Supporters of a Pakistani opposition party carry effigies of Prime Minister Yousuf Raza Gilani and President Asif Ali Zardari at a protest rally in Multan on May 11. (AFP/S.S. Mirza

With general elections approaching, the landscape is again bearing eerie resemblance to the final days of General Pervez Musharraf's reign. In November 2007 he banned selected TV channels for 88 days to stifle what he saw as "irresponsible journalism." Now, Pakistani electronic media might be chained again, this time for violating cultural and ethical values by airing satirical programming and interviewing political leaders the government does not like seeing on air.

Blog   |   China

Anti-foreign attitudes bode ill for China correspondents

The story of Al-Jazeera English correspondent Melissa Chan's expulsion from China has a disturbing coda. 

Blog   |   Security, Syria

Don't get your sources in Syria killed

Journalists covering the Syrian uprising have been targeted with government surveillance, hacking, and malware. (AP/Bassem Tellawi)

Because foreign journalists have been virtually banned from Syria during the uprising against Bashar al-Assad's regime, news coverage has relied heavily on citizen journalists and international reporters working with sources inside the country.

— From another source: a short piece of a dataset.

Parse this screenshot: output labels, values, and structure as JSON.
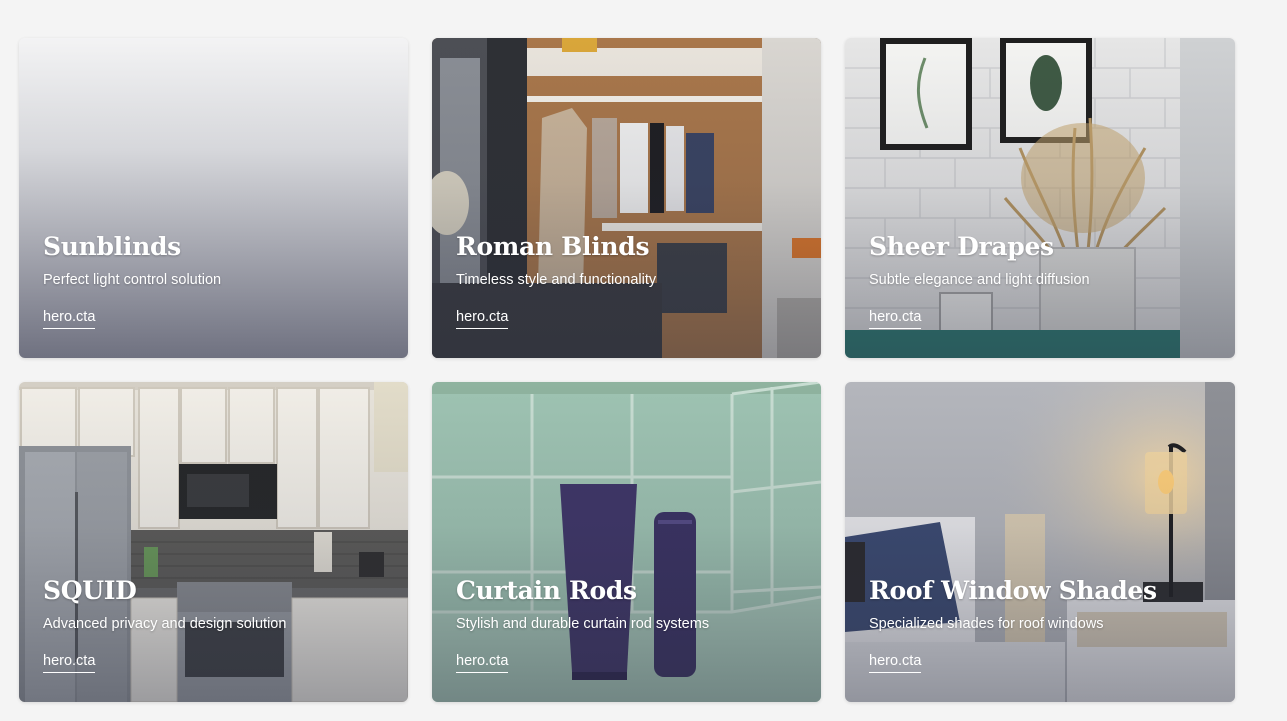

Syrians who communicate with foreign news media run the risk of being threatened, detained, tortured, or even killed.

Blog   |   Burma

Sorting out sanctions, censorship, sincerity in Burma

U.S. Secretary of State Hillary Clinton shakes hands with Myanmar Foreign Minister Wunna Maung Lwin Thursday in Washington. (AP/Susan Walsh)

On Thursday, the United States rolled back prohibitions against American companies doing business in Burma. The announcement marked the latest diplomatic reward given to President Thein Sein's quasi-civilian government for initiating reforms in what has historically been a military-run country. In making the announcement, U.S. Secretary of State Hillary Clinton said the democratic changes initiated so far were "irreversible," but that is a characterization few of the country's journalists would share. 

May 18, 2012 6:59 PM ET

Tags:

« 2011 | 2013 »